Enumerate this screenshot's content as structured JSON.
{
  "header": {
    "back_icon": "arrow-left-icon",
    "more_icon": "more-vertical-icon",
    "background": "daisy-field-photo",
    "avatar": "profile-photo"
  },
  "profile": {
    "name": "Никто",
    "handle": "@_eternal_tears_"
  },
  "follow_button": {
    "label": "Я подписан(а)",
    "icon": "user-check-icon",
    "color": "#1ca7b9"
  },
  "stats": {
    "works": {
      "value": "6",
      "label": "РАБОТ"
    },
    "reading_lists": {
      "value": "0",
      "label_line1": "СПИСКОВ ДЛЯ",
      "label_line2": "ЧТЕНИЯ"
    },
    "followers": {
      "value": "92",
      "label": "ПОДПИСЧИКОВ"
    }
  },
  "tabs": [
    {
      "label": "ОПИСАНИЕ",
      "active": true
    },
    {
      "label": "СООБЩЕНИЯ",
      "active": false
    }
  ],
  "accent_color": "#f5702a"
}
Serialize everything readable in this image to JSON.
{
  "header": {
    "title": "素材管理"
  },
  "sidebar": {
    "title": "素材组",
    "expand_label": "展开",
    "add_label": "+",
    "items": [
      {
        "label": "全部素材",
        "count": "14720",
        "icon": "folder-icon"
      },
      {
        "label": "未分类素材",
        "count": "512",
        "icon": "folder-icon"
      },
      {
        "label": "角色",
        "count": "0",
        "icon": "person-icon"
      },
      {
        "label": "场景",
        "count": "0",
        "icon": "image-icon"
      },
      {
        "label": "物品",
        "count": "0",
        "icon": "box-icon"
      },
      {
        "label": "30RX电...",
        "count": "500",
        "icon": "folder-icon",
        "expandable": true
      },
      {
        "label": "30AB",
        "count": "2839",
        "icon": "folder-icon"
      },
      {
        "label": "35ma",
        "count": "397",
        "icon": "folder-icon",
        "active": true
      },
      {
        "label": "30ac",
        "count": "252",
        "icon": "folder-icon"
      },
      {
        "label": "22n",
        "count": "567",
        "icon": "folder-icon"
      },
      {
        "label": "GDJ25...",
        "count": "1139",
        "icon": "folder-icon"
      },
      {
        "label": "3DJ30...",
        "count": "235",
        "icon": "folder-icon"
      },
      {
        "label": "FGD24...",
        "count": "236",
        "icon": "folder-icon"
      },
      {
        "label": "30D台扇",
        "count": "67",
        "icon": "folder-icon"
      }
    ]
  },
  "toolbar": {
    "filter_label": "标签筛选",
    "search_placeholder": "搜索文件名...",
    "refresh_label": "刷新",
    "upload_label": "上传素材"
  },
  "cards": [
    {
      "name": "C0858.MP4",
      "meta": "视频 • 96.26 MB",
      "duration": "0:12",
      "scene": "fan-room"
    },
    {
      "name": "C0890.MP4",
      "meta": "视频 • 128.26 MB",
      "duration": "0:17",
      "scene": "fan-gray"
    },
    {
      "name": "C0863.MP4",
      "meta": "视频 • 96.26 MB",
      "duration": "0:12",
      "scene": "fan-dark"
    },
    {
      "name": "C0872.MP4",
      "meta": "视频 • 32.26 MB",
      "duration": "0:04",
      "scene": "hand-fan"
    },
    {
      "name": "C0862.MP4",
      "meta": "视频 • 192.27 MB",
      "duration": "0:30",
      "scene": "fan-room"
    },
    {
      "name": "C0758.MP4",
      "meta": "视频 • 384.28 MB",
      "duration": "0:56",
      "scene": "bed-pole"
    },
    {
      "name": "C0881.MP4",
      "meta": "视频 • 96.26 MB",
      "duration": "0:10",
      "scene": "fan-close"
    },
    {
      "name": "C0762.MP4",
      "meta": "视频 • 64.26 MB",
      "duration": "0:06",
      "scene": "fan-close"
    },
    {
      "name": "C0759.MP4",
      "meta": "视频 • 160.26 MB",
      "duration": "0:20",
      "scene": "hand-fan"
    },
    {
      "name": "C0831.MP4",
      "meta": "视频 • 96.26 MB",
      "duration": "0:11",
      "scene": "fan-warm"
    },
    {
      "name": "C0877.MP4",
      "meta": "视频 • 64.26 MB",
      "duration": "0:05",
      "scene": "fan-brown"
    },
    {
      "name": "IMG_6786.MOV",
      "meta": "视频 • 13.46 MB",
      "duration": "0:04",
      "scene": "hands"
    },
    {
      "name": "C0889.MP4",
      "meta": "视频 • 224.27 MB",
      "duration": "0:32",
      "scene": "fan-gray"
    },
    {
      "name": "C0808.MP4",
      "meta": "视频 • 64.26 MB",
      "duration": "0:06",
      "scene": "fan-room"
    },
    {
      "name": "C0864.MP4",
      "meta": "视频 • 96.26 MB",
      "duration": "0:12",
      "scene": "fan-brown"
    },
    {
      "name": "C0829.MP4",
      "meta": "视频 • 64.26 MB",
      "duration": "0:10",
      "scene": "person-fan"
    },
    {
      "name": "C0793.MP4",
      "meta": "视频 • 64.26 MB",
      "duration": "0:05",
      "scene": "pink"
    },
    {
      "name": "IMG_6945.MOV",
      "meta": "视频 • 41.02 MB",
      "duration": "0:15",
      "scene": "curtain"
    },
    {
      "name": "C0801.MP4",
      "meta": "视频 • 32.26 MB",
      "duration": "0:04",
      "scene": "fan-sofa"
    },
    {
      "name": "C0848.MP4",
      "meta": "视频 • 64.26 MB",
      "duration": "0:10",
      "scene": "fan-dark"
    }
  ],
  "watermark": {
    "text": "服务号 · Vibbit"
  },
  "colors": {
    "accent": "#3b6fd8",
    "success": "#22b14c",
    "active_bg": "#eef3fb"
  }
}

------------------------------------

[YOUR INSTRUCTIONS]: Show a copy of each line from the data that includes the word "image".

[REPLY]:
Serialize everything readable in this image to JSON.
        "icon": "image-icon"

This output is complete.